### PROBLEM STATEMENT
Copy out each line below in which the string "care" appears.

[Dataset rows describing interfaces]
^^^^^^^^^^^^^^^^

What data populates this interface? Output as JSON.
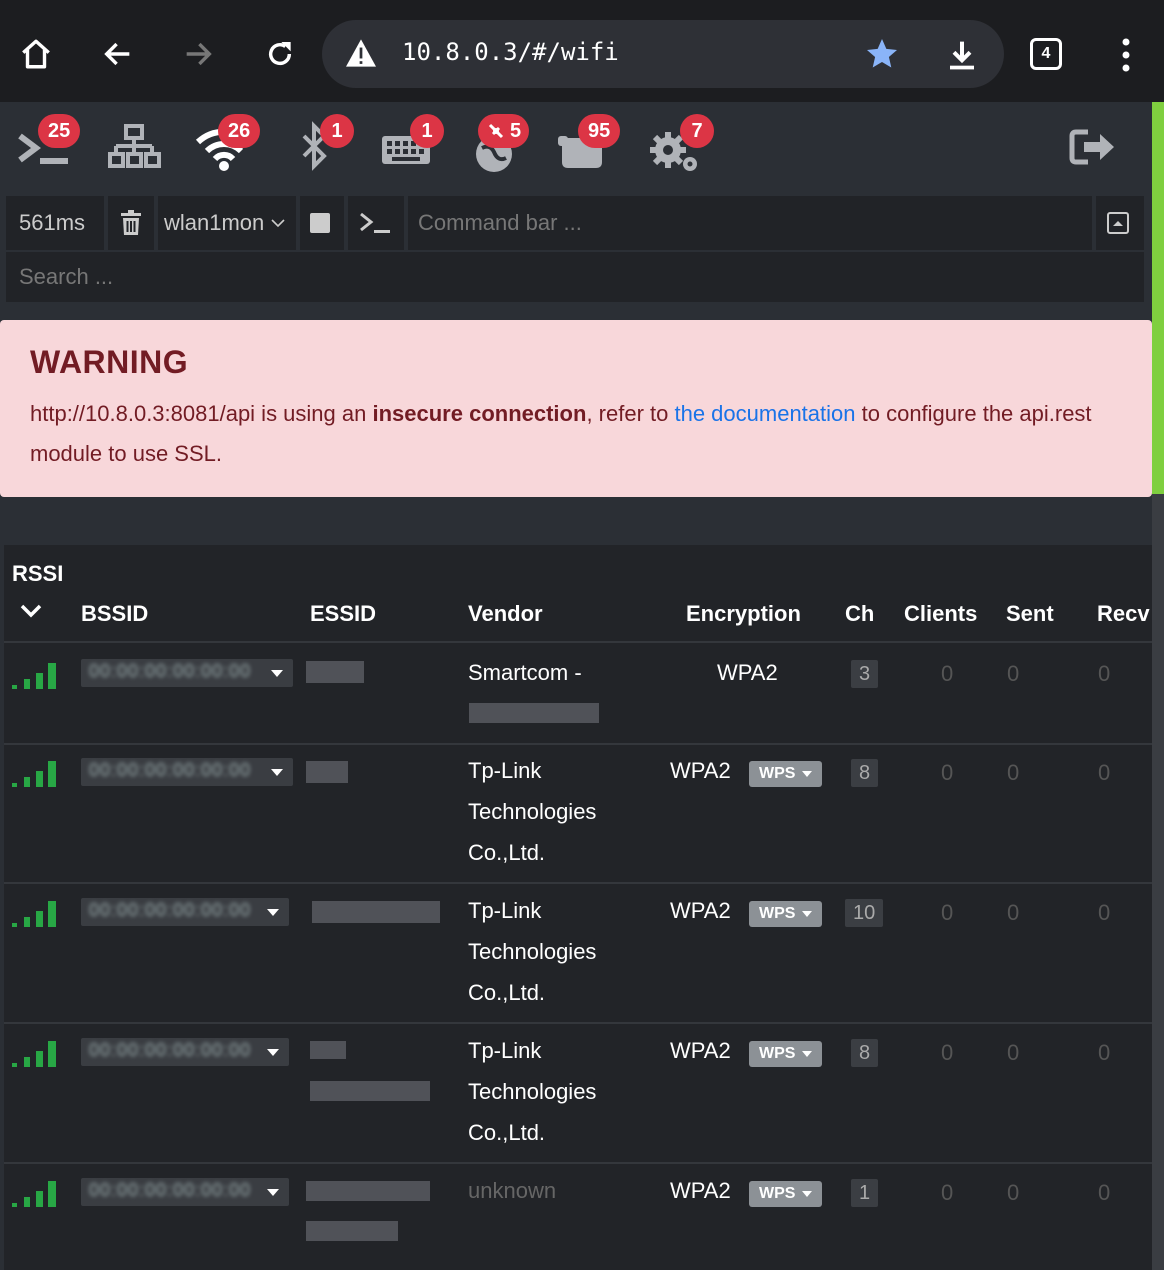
{
  "browser": {
    "url": "10.8.0.3/#/wifi",
    "tab_count": "4"
  },
  "nav": {
    "badges": [
      "25",
      "26",
      "1",
      "1",
      "5",
      "95",
      "7"
    ]
  },
  "cmdbar": {
    "latency": "561ms",
    "interface": "wlan1mon",
    "command_placeholder": "Command bar ...",
    "search_placeholder": "Search ..."
  },
  "warning": {
    "title": "WARNING",
    "text_pre": "http://10.8.0.3:8081/api is using an ",
    "text_bold": "insecure connection",
    "text_mid": ", refer to ",
    "link": "the documentation",
    "text_post": " to configure the api.rest module to use SSL."
  },
  "table": {
    "headers": {
      "rssi": "RSSI",
      "bssid": "BSSID",
      "essid": "ESSID",
      "vendor": "Vendor",
      "encryption": "Encryption",
      "ch": "Ch",
      "clients": "Clients",
      "sent": "Sent",
      "recv": "Recv"
    },
    "rows": [
      {
        "vendor1": "Smartcom -",
        "vendor2": "",
        "vendor3": "",
        "encryption": "WPA2",
        "wps": "",
        "ch": "3",
        "clients": "0",
        "sent": "0",
        "recv": "0"
      },
      {
        "vendor1": "Tp-Link",
        "vendor2": "Technologies",
        "vendor3": "Co.,Ltd.",
        "encryption": "WPA2",
        "wps": "WPS",
        "ch": "8",
        "clients": "0",
        "sent": "0",
        "recv": "0"
      },
      {
        "vendor1": "Tp-Link",
        "vendor2": "Technologies",
        "vendor3": "Co.,Ltd.",
        "encryption": "WPA2",
        "wps": "WPS",
        "ch": "10",
        "clients": "0",
        "sent": "0",
        "recv": "0"
      },
      {
        "vendor1": "Tp-Link",
        "vendor2": "Technologies",
        "vendor3": "Co.,Ltd.",
        "encryption": "WPA2",
        "wps": "WPS",
        "ch": "8",
        "clients": "0",
        "sent": "0",
        "recv": "0"
      },
      {
        "vendor1": "unknown",
        "vendor2": "",
        "vendor3": "",
        "encryption": "WPA2",
        "wps": "WPS",
        "ch": "1",
        "clients": "0",
        "sent": "0",
        "recv": "0"
      }
    ]
  }
}
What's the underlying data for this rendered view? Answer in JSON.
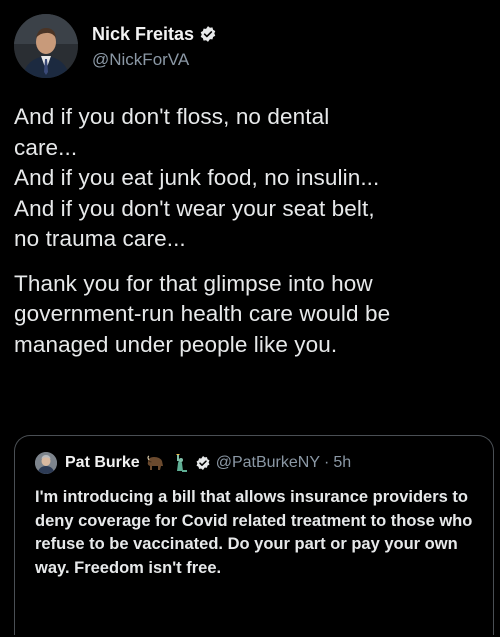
{
  "author": {
    "name": "Nick Freitas",
    "handle": "@NickForVA",
    "verified": true,
    "avatar_icon": "profile-photo"
  },
  "body": {
    "paragraph_1_lines": [
      "And if you don't floss, no dental",
      "care...",
      "And if you eat junk food, no insulin...",
      "And if you don't wear your seat belt,",
      "no trauma care..."
    ],
    "paragraph_2_lines": [
      "Thank you for that glimpse into how",
      "government-run health care would be",
      "managed under people like you."
    ]
  },
  "quoted_tweet": {
    "name": "Pat Burke",
    "emojis": [
      "bison-emoji",
      "statue-of-liberty-emoji"
    ],
    "verified": true,
    "handle": "@PatBurkeNY",
    "separator": "·",
    "time": "5h",
    "text": "I'm introducing a bill that allows insurance providers to deny coverage for Covid related treatment to those who refuse to be vaccinated. Do your part or pay your own way. Freedom isn't free."
  },
  "colors": {
    "background": "#000000",
    "text": "#e7e9ea",
    "secondary": "#8b98a5",
    "border": "#4a4f54"
  }
}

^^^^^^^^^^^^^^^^

### OUTPUT OF THE TASK
      "care...",
      "no trauma care..."
      "government-run health care would be",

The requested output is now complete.